A month after engaging in some high-profile panda diplomacy in China, prime minister Stephen Harper is heading back to Asia, this time to talk trade with Thailand, Japan and South Korea.
The visit will seek to high-light Canada’s desire to en-gage not just China and India, which have figured prominently on the Conservative government’s agenda, but the entirety of this dynamic and fast-emerging region. As with China, a prime focus will be about getting Canadian oil and gas to one of the most energy-hungry parts of the world.
Harper will begin this latest swing through Asia by touching down in Bangkok on Thursday, where he will be greeted by a Thai government eager to expand trade ties with Canada.
“We see the potential in Canada, and Canada sees the potential in Thailand as well,” said an official from the Thai Embassy in Ottawa. “Canada holds big promises for the Thai economy.”
Harper and his Thai counter-part are expected to announce the launch of a study that will assess the feasibility of a free-trade agreement between Canada and Thailand.
The Canadian hope is that a deal with Thailand will offer a springboard for the expansion of trade relations with the rest of the 10-country Association of South East Asian Nations, of which Thailand is a member.
With a combined population of 601 million and including a number of countries that have seen strong economic growth in recent years, Asean is be-coming an economic prize for developed countries seeking new markets.
Similarly, Harper is expected to announce the launch of free-trade talks with Japan and the lifting of a ban on certain Canadian beef exports when he meets Japanese officials in Tokyo on Sunday.
Both announcements will be held up as victories for Canada, particularly as Japan is the world’s third-largest economy after the US and China.
Japan’s commitment to trade talks is a bit suspect, as it has refused to indicate whether it plans to move ahead with the opening up of its agriculture industry, said Asia Pacific Foundation of Canada president Yuen Pau Woo.
The real potential, said Woo, is Canada’s role in helping Japan resolve how to power its economy after last year’s Fukushima crisis cast doubt on the future of nuclear power.
One of the early favourites to emerge, he said, is liquefied natural gas, of which Canada is an emerging powerhouse.
Japan is paying a steep price for gas from Qatar, Brunei and Australia when the price in North America is much lower, Woo said. Similar potential exists in South Korea, which is Harper’s final stop.

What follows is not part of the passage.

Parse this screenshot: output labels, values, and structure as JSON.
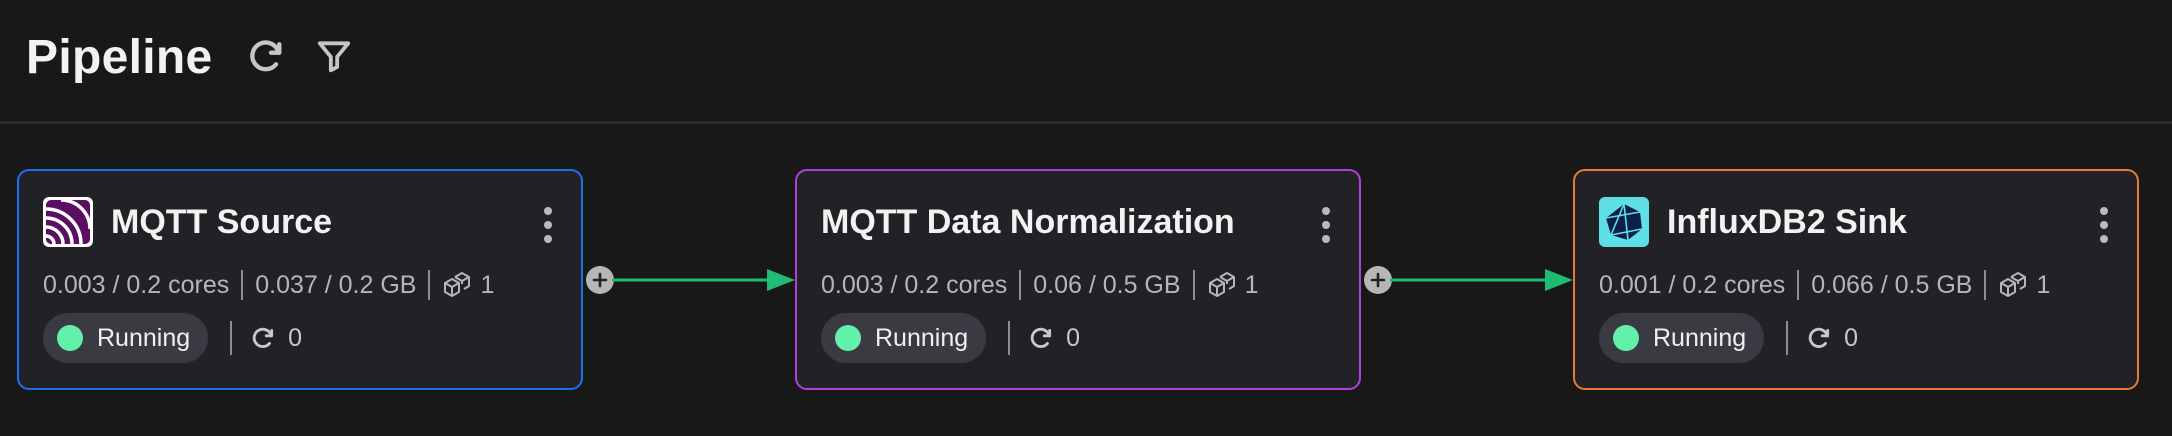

“The near-term potential is not China, which every-one seems to be so fixated on,” Woo said, “but it’s Japan and Korea. And it’s not oil, it’s natural gas.”